I am frustrated that my 14 year old sister is having to stand up for other people’s rights and freedoms in her church (of all places).

But, I am also incredibly proud. I am proud that I have an open-minded, headstrong, loving sister who chooses to put the needs of others first, and stands up for those who are persecuted, judged, and put down.

I am proud that she realized, at such a young age, that she can be both a Christian AND an advocate for the LGBTQ community.

I am proud that she understands one of God’s greatest commandments to “love your neighbor as yourself.” (Mark 12:31)

It pains me to see that church, a place that is supposed to be a safe haven, a place to feel loved, and accepted, a place of peace, has become a battleground against certain groups of people – in this case anyone with a different sexual orientation.

When did we, as followers of Jesus, step away from his greatest commandment? When did it become acceptable to start adding caveats to scripture? Love your neighbor as yourself – as long as your neighbor is exactly like you? Love your neighbor as yourself – as long as your neighbor isn’t gay…isn’t transgendered…isn’t Muslim…isn’t pro-choice…isn’t a Democrat. NO. The period comes after yourself – no caveats.

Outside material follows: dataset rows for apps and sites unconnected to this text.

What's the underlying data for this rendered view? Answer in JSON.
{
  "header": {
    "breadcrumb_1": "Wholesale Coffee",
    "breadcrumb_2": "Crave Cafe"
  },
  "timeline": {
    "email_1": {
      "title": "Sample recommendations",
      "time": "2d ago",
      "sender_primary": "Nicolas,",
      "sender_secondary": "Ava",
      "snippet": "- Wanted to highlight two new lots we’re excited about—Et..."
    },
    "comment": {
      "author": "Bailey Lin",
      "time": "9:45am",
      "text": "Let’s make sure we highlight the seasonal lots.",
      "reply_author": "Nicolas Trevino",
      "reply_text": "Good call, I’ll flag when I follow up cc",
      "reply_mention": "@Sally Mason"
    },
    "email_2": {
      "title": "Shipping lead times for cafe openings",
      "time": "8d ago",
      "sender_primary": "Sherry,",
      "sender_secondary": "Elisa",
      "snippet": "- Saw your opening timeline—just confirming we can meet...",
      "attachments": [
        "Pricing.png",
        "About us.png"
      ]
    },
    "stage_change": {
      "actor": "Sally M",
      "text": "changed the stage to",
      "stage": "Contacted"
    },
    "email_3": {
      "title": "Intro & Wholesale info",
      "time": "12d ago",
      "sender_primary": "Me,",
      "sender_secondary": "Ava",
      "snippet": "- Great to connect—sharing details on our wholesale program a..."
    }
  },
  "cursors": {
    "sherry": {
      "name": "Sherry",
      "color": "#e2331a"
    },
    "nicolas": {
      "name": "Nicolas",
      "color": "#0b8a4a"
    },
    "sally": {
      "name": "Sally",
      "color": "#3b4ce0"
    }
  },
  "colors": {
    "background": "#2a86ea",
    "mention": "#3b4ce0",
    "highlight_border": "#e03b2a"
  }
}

How are we to love our neighbors as ourselves if our neighbors don’t share the same rights and freedoms as us? How are we to love our neighbors as ourselves if we are busy judging our neighbors for their differences? The short answer – we can’t!

In order to love our neighbors as ourselves, we have to step back, stop judging, stop persecuting, and stop shaming. What we have to do is simple – LOVE. That’s it. Not love and tell how someone is wrong. Not love and tell someone to stop living a particular way. Just love – no strings attached.

For my sister (as well as the rest of my family), this is a personal issue. One that still sparks many arguments at holiday dinners with certain sides of our family. One that made us all feel pushed away by our church growing up. But also one that taught us to learn and grow into the individuals we are today. One that taught us that we can be Christians AND love our dads. One that taught us we can be Christians AND believe that homosexuality isn’t a sin. One that taught us we can be Christians AND believe that everyone – heterosexual, homosexual, asexual, transgendered, and everyone else in and out of the LGBTQ community – deserves the same rights, happiness, acceptance, love, and peace.